• [What to do]: Scan the entries for "CHCS". Every line that holds it is to be copied.

• [Input for this task]:
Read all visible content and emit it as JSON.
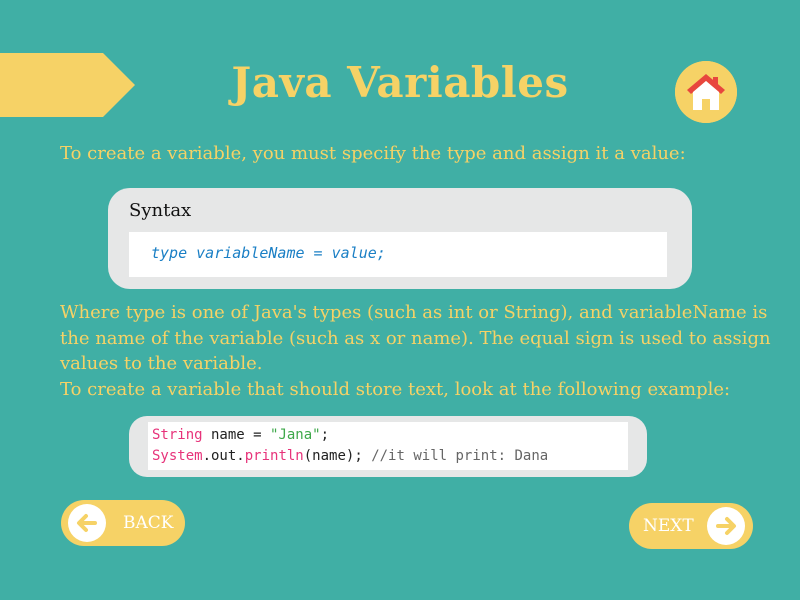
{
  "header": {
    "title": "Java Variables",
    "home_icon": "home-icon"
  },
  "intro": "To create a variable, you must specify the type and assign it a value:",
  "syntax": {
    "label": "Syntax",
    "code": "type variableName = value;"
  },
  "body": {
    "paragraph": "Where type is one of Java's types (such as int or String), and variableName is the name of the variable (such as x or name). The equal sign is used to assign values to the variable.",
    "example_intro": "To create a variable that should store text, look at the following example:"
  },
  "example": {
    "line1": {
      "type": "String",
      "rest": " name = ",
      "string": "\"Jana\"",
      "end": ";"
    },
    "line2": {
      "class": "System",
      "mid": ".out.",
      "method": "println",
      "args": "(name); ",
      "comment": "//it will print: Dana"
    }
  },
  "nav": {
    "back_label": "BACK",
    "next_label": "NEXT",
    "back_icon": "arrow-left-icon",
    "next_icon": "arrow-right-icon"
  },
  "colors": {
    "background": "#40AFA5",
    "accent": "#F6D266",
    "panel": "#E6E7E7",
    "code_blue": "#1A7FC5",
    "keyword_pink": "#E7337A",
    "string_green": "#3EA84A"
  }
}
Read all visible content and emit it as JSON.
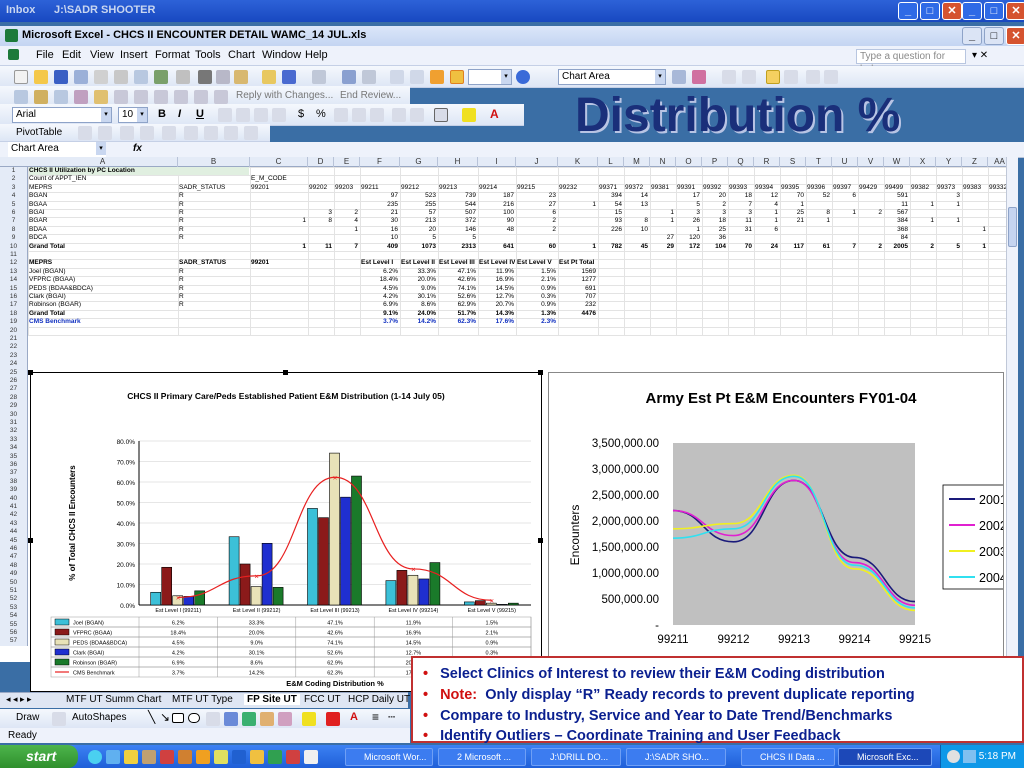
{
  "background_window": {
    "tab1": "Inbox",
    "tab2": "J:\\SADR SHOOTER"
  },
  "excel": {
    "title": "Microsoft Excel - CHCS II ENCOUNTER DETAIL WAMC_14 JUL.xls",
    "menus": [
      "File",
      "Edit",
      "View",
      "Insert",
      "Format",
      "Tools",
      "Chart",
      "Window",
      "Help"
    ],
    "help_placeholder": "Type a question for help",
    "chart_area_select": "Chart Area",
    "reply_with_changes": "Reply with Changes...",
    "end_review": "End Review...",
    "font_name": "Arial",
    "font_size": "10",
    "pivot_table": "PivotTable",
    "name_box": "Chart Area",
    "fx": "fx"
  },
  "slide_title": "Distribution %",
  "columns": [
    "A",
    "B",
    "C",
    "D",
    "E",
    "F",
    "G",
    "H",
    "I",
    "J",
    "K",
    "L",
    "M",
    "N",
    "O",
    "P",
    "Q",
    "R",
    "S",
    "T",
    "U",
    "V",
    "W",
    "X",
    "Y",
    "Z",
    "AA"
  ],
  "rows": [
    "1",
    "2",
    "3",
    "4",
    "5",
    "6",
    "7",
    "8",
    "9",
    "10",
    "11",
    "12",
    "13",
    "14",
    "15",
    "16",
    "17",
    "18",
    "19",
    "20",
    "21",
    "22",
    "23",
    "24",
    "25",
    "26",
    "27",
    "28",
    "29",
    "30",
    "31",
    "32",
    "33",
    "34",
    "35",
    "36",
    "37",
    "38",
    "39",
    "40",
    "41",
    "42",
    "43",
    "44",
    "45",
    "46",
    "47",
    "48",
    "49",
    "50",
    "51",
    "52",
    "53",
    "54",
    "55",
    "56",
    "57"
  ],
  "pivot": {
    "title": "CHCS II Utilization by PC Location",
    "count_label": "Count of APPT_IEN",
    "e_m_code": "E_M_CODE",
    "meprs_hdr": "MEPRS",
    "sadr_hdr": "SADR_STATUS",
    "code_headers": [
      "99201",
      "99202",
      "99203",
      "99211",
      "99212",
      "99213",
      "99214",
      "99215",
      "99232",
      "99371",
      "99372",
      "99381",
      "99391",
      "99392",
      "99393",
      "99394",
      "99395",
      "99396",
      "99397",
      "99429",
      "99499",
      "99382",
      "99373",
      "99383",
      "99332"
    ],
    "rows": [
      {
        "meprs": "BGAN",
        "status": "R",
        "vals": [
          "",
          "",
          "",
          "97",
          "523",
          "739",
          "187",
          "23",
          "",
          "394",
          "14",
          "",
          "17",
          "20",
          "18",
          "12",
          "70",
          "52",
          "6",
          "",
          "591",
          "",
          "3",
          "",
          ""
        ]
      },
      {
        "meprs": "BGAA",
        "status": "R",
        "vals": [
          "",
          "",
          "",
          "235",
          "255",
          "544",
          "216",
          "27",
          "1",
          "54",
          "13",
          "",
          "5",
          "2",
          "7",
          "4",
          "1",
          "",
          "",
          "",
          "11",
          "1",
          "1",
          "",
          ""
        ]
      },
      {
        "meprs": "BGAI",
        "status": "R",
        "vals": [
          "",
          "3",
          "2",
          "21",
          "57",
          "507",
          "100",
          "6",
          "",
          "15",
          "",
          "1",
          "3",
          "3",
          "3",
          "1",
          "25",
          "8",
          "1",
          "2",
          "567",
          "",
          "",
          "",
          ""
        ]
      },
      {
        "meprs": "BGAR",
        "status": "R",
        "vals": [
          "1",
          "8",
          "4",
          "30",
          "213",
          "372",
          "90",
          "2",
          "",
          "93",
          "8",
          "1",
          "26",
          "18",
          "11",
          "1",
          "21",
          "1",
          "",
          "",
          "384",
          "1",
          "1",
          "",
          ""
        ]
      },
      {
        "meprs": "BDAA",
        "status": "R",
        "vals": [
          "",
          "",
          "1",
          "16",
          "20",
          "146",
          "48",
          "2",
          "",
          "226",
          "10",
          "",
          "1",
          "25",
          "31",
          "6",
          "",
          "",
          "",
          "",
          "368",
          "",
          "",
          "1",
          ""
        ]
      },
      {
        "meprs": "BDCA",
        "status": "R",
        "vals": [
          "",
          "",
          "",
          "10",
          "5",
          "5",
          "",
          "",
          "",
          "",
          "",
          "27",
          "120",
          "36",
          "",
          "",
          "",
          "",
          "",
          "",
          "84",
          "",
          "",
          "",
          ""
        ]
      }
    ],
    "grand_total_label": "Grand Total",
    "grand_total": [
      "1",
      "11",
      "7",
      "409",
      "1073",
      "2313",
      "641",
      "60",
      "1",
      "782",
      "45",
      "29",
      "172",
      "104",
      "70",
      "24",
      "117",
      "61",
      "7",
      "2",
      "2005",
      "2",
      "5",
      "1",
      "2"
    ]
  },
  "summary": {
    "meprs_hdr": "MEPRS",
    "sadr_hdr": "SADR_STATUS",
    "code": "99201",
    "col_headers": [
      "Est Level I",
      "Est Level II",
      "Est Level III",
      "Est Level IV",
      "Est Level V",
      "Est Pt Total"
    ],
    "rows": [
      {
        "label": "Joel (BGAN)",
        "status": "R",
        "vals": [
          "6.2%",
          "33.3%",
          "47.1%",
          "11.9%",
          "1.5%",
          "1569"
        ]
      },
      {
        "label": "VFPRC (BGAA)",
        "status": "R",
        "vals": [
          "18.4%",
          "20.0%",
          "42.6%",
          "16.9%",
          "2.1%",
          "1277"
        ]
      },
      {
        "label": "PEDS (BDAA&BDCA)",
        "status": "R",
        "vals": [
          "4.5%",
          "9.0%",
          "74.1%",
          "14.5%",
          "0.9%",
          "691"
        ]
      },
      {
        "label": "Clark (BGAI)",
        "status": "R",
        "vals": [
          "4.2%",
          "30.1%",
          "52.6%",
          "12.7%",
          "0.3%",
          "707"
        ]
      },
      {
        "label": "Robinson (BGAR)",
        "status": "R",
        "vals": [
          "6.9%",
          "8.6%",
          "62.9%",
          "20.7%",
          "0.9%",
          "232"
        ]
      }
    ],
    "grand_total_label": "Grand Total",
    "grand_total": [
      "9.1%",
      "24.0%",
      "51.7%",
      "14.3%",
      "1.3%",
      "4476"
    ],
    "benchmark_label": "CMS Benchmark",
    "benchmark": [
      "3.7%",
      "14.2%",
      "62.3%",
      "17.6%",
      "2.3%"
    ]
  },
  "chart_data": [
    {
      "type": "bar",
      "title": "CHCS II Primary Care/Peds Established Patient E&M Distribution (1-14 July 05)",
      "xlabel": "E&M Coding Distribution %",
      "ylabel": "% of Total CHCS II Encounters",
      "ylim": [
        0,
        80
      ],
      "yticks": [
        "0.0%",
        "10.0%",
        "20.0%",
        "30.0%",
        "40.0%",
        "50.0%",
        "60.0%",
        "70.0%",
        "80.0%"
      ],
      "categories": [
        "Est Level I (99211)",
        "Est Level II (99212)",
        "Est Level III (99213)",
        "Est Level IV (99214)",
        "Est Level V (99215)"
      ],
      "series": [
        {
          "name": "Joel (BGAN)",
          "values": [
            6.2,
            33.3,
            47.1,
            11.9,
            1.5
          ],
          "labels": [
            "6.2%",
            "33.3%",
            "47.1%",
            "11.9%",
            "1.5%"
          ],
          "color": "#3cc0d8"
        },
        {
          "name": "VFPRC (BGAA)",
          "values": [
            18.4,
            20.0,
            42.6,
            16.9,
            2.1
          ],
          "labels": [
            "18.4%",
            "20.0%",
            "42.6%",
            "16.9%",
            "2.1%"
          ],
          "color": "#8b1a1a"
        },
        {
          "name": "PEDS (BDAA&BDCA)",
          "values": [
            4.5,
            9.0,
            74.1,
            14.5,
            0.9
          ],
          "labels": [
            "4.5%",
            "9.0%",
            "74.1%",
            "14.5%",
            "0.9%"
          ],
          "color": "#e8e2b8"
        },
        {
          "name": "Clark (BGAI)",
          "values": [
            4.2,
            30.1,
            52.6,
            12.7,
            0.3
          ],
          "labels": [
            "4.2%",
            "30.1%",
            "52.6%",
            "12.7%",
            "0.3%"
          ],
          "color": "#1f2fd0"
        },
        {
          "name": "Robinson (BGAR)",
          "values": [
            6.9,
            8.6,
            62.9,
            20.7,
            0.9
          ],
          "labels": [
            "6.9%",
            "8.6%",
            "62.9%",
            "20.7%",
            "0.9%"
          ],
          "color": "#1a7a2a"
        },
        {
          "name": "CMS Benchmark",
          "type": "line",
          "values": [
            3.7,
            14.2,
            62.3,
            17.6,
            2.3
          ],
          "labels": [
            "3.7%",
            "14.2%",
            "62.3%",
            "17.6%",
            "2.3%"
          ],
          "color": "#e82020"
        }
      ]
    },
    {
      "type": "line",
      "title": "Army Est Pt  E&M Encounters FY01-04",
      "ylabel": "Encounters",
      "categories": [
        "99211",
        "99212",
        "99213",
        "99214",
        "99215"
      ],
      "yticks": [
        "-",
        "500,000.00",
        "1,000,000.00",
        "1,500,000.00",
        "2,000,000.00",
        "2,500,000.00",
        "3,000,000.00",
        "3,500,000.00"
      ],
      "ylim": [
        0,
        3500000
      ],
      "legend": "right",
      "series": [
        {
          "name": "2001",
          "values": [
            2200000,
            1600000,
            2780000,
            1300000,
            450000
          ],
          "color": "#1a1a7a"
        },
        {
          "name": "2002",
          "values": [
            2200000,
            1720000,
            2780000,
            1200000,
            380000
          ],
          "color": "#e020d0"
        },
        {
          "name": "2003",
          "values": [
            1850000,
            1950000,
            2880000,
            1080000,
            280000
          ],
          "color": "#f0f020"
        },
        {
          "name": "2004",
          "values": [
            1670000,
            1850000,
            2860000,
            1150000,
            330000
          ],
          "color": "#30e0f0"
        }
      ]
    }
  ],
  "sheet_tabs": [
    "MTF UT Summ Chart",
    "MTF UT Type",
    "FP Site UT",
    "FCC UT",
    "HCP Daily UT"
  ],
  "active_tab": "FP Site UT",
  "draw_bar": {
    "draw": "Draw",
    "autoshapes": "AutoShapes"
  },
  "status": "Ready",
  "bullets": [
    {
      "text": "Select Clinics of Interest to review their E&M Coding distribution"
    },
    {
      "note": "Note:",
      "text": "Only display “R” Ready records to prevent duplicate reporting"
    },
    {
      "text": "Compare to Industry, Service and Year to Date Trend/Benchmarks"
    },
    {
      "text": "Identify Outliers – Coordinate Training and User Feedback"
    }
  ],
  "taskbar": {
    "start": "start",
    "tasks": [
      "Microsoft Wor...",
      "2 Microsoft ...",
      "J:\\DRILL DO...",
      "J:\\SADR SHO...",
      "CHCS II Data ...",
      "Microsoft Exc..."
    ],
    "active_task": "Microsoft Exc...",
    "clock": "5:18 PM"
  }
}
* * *
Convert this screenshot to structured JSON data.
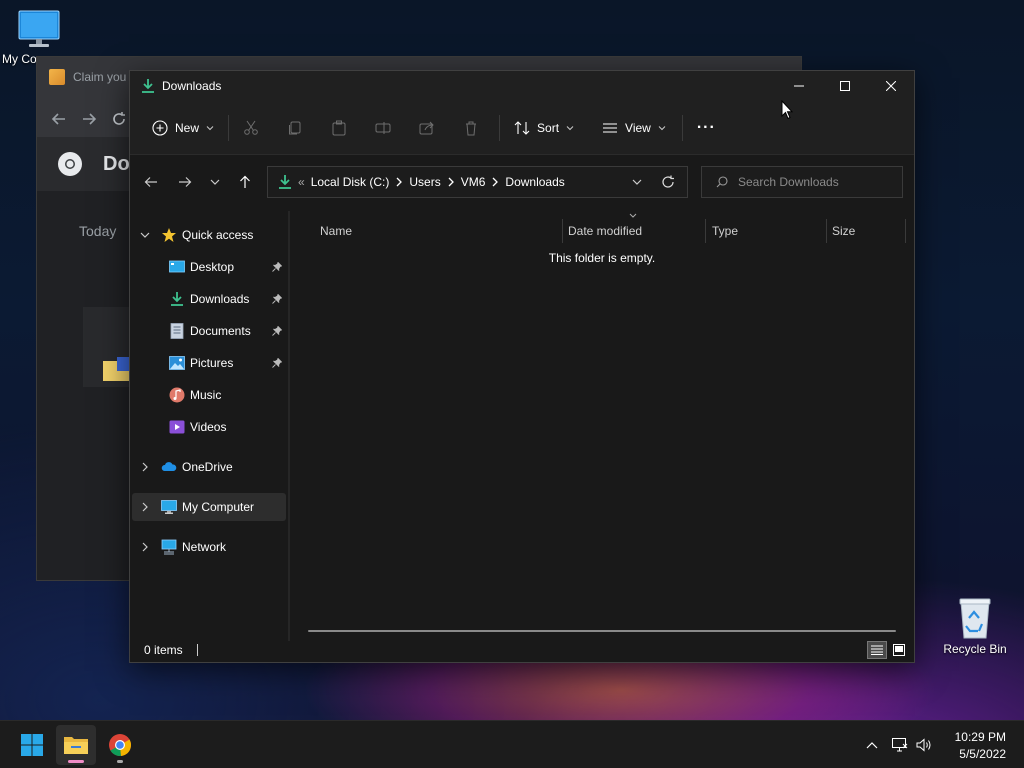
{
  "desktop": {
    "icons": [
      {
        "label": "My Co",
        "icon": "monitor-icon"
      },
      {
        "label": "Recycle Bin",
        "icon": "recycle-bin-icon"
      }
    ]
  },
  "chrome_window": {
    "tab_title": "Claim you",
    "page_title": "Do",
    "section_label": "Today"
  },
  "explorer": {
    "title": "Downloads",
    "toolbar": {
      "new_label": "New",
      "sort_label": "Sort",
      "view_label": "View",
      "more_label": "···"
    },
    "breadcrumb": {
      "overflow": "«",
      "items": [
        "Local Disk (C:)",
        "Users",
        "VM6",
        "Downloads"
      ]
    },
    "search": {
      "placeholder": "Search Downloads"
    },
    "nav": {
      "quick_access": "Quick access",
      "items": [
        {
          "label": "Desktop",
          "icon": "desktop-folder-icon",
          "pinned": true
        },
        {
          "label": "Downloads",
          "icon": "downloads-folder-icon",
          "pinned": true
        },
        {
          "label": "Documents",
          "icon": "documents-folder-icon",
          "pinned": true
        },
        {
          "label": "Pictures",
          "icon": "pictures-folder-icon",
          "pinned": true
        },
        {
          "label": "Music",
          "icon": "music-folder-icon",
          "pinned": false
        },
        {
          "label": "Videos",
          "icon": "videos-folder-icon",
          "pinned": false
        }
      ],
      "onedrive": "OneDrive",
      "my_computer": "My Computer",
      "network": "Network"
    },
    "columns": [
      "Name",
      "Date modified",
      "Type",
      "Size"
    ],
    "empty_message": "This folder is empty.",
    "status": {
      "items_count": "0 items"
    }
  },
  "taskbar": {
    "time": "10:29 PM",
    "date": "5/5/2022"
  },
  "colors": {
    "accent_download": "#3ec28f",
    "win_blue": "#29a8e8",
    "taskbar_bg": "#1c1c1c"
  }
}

• [Solution to the problem]:
    "title": "Microsoft Excel - CHCS II ENCOUNTER DETAIL WAMC_14 JUL.xls",
    "title": "CHCS II Utilization by PC Location",
      "title": "CHCS II Primary Care/Peds Established Patient E&M Distribution (1-14 July 05)",
      "ylabel": "% of Total CHCS II Encounters",
      "CHCS II Data ...",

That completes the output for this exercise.